The Surgical Management of Colon Cancer

  • Matthew G. MutchEmail author


Surgery remains the primary treatment modality for colon cancer. Prior to surgery, all patients should be clinically staged with a total colon exam; computed tomography scanning of the chest, abdomen, and pelvis; and measurement of serum CEA level. The principles of surgical resection for colon cancer include four components. First, the colon and its mesentery should be resected along the planes to keep its fascia intact. Second, the primary vessel to the resected segment of the colon should be ligated at its origin. Third, a wide mesenteric resection should be performed to ensure a harvest of at least 12 lymph nodes. Finally, the tumor should be resected with at least a 5 cm distal or proximal margin. Resection of the primary tumor can be approached either open or laparoscopically. The Clinical Outcomes of Surgical Therapy (COST) Study Group, Conventional versus Laparoscopic-Assisted Surgery in Colorectal Cancer (CLASICC), and COlorectal cancer Laparoscopic or Open Resection (COLOR) trials demonstrated that the laparoscopic approach was not inferior to open resection of colon cancers. There are several technical approaches to resecting right- and left-sided cancers, which include medial to lateral, lateral to medial, posterior, or superior and medial to lateral and lateral to medial, respectively. The management of obstructing and perforated cancers presents unique challenges. Resection of obstructing cancers provides the most effective treatment of the primary tumor and the obstruction. Endoscopic stenting as a bridge to surgery is an effective option in selected patients. Perforated cancers can present as acutely with free spillage of feculent material or subacutely with contained contamination. In either case, the best cancer-related outcome is associated with an oncologic resection. Improvements in the chemotherapy regimens for metastatic colon cancer have greatly changed the management of these patients. Patients with metastatic disease and an asymptomatic primary tumor should receive chemotherapy as the first line of therapy. The rate of the primary tumor-developing symptoms in this setting is quite low. For patients who present with bleeding or obstructive symptoms, surgical resection should be the first line of therapy. The long-term cancer-related outcomes for colon cancer are dependent upon the tumor, node, and metastasis (TNM) stage of the tumor, the quality of the surgical resection, and when indicated the timely administration of adjuvant chemotherapy.
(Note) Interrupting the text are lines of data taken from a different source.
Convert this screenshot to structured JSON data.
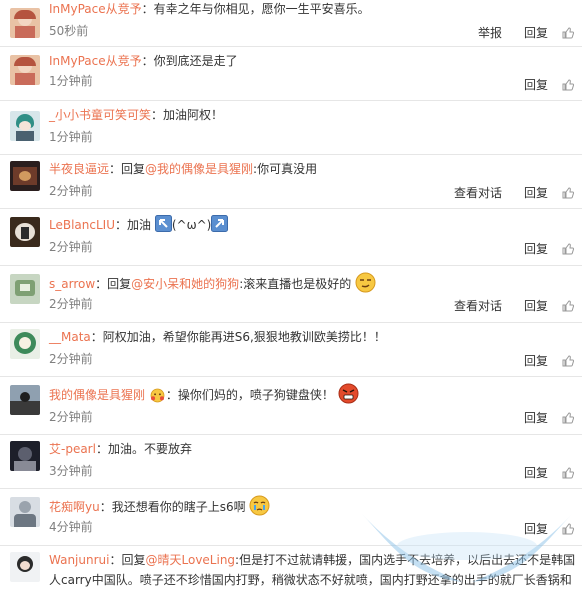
{
  "comments": [
    {
      "user": "InMyPace从竞予",
      "pre": "",
      "mention": "",
      "text": "：有幸之年与你相见，愿你一生平安喜乐。",
      "time": "50秒前",
      "actions": [
        "举报",
        "回复"
      ]
    },
    {
      "user": "InMyPace从竞予",
      "pre": "",
      "mention": "",
      "text": "：你到底还是走了",
      "time": "1分钟前",
      "actions": [
        "回复"
      ]
    },
    {
      "user": "_小小书童可笑可笑",
      "pre": "",
      "mention": "",
      "text": "：加油阿权！",
      "time": "1分钟前",
      "actions": [
        "回复"
      ]
    },
    {
      "user": "半夜良逼远",
      "pre": "：回复",
      "mention": "@我的偶像是具猩刚",
      "text": ":你可真没用",
      "time": "2分钟前",
      "actions": [
        "查看对话",
        "回复"
      ]
    },
    {
      "user": "LeBlancLIU",
      "pre": "：加油",
      "mention": "",
      "text": "(^ω^)",
      "time": "2分钟前",
      "actions": [
        "回复"
      ]
    },
    {
      "user": "s_arrow",
      "pre": "：回复",
      "mention": "@安小呆和她的狗狗",
      "text": ":滚来直播也是极好的",
      "time": "2分钟前",
      "actions": [
        "查看对话",
        "回复"
      ]
    },
    {
      "user": "__Mata",
      "pre": "",
      "mention": "",
      "text": "：阿权加油，希望你能再进S6,狠狠地教训欧美捞比！！",
      "time": "2分钟前",
      "actions": [
        "回复"
      ]
    },
    {
      "user": "我的偶像是具猩刚",
      "pre": "",
      "mention": "",
      "text": "：操你们妈的，喷子狗键盘侠！",
      "time": "2分钟前",
      "actions": [
        "回复"
      ]
    },
    {
      "user": "艾-pearl",
      "pre": "",
      "mention": "",
      "text": "：加油。不要放弃",
      "time": "3分钟前",
      "actions": [
        "回复"
      ]
    },
    {
      "user": "花痴啊yu",
      "pre": "",
      "mention": "",
      "text": "：我还想看你的瞎子上s6啊",
      "time": "4分钟前",
      "actions": [
        "回复"
      ]
    },
    {
      "user": "Wanjunrui",
      "pre": "：回复",
      "mention": "@晴天LoveLing",
      "text": ":但是打不过就请韩援，国内选手不去培养，以后出去还不是韩国",
      "text2": "人carry中国队。喷子还不珍惜国内打野，稍微状态不好就喷，国内打野还拿的出手的就厂长香锅和",
      "time": "",
      "actions": []
    }
  ],
  "colors": {
    "username": "#eb7350",
    "time": "#808080",
    "divider": "#e6e6e6"
  },
  "icons": {
    "like": "thumbs-up-icon",
    "arrow": "arrow-icon",
    "emoji": "face-emoji-icon"
  }
}
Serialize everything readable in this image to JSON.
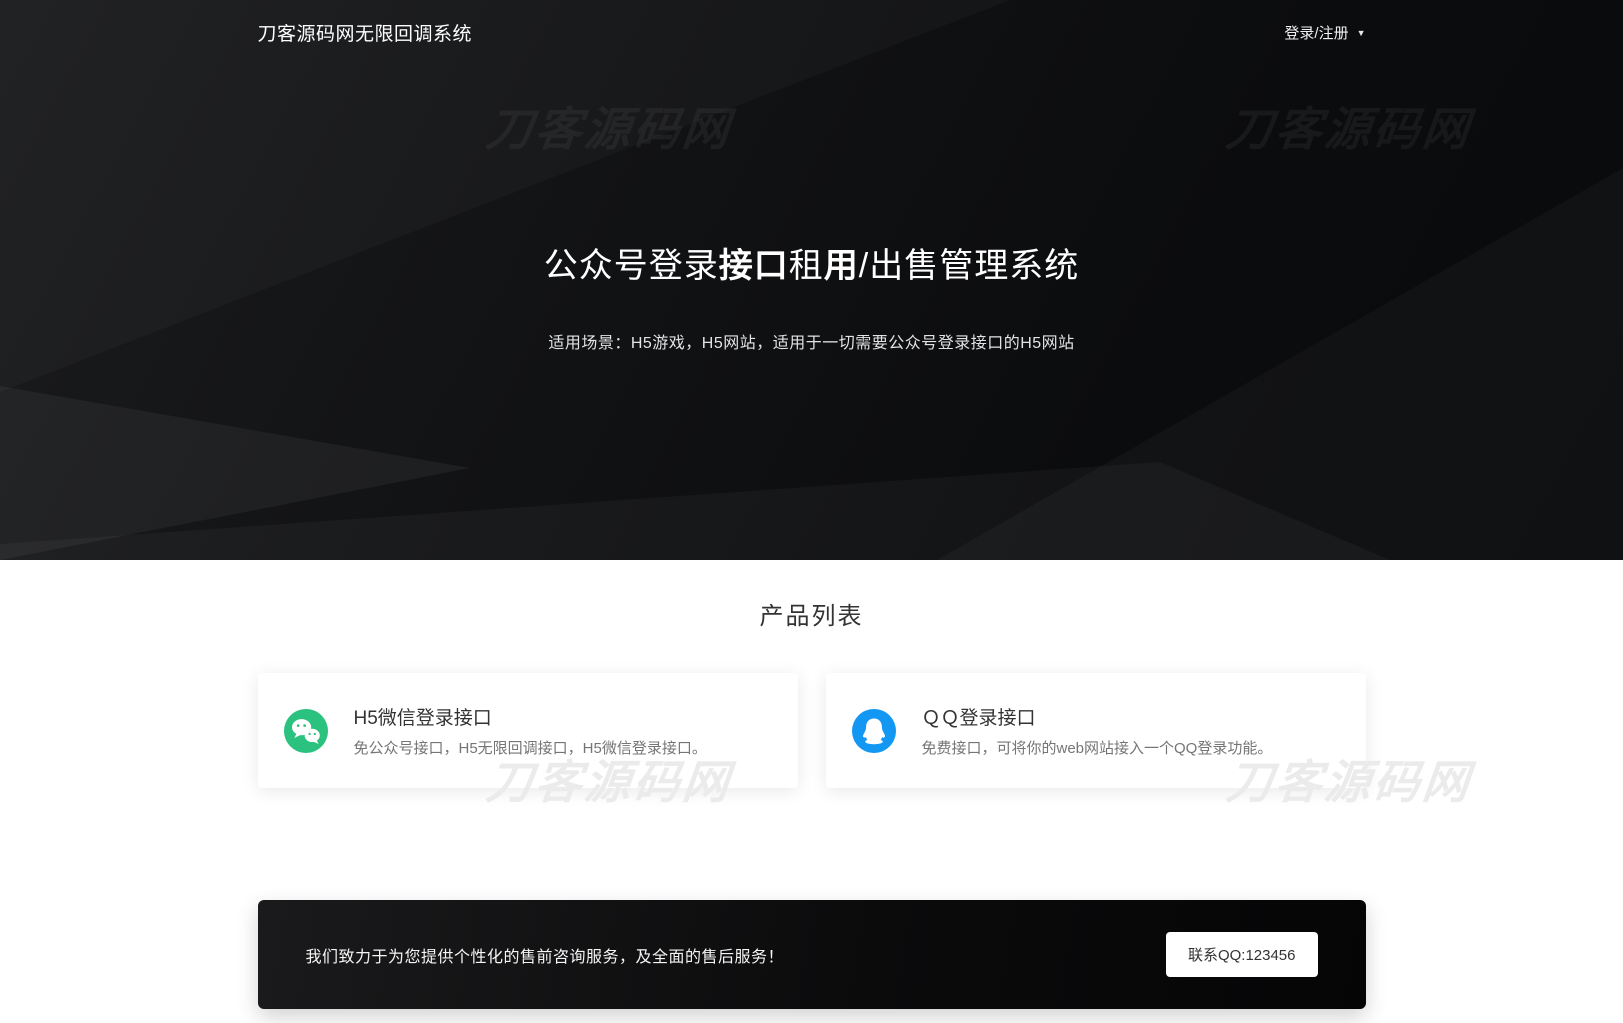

Colon cancer Laparoscopy Surgery Anastomosis Technique Lymphadenectomy 

Copyright information

© ASCRS (American Society of Colon and Rectal Surgeons) 2019

Authors and Affiliations

  1. 1.Section of Colon and Rectal Surgery, Department of SurgeryWashington University School of MedicineSt. LouisUSA

Personalised recommendations